There are certainly cases in which sexual harassment does have to do with an attraction between the two parties – or at least a one-way attraction. For example, a CEO may be attracted to his secretary and make inappropriate comments based on that.
But, in a lot of cases, attraction has almost nothing to do with it. People will sometimes claim that they weren’t harassing an employee because they don’t feel any physical attraction toward them, but this is not an excuse. Harassment certainly happens anyway. But why does it happen?
It is often about power
In many situations, the issue is really about power. The individual who is being harassed is usually in a lower position of power, while the person who is harassing them holds some sort of influence over them.
In the example above, the CEO may still harass the secretary even if they don’t actually want any sort of relationship with them. The CEO may just see this as a way to demonstrate their position of power at the company. This may make them feel like they are in charge and that they can treat people any way that they want.

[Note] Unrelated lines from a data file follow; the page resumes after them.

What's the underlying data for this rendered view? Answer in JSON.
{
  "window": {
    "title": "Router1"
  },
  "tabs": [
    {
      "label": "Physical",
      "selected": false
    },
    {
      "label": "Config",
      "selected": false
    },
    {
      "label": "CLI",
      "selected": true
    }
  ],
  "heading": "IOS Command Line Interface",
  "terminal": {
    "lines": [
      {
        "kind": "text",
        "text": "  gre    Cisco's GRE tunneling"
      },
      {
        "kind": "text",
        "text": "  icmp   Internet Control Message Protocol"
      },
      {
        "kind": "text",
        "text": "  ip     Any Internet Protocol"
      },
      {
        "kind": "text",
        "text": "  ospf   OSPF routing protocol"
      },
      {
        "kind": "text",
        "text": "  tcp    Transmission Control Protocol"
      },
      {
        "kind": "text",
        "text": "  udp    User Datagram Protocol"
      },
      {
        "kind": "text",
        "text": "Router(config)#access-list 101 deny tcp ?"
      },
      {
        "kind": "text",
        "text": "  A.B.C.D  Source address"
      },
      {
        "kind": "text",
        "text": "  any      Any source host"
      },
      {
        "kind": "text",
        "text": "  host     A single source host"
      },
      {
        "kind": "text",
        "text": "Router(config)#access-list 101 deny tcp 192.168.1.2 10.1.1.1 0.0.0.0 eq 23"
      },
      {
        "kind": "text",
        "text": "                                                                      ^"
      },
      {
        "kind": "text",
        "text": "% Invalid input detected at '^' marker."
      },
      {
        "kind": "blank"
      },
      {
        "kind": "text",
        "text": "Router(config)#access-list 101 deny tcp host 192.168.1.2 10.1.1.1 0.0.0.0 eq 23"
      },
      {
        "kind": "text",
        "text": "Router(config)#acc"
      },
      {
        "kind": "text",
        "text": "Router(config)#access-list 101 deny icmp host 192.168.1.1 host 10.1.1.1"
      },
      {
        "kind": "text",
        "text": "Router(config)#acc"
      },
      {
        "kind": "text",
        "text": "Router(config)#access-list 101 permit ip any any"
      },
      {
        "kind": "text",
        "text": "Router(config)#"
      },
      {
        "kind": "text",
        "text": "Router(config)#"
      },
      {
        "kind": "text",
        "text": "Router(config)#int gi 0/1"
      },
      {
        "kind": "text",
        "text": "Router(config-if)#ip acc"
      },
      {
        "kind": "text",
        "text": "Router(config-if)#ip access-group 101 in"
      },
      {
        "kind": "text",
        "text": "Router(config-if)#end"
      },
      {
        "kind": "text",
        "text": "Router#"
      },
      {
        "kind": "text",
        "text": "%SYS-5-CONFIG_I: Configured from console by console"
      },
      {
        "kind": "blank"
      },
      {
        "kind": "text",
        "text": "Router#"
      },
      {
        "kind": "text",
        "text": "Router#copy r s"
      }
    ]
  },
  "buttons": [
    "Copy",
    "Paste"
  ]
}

Naturally, this is also the reason for a lot of other types of harassment. It may not even be sexual nature. Many people face workplace bullying, for instance, because of power dynamics. Others find themselves discriminated against or harassed because of their religion or their race. But, at the heart of all these instances, you will often find that there is a major difference in the perceived level of power or influence that the individuals have.
Of course, none of this makes it right, so make sure that you know exactly what options you have if you’re facing harassment or discrimination at work.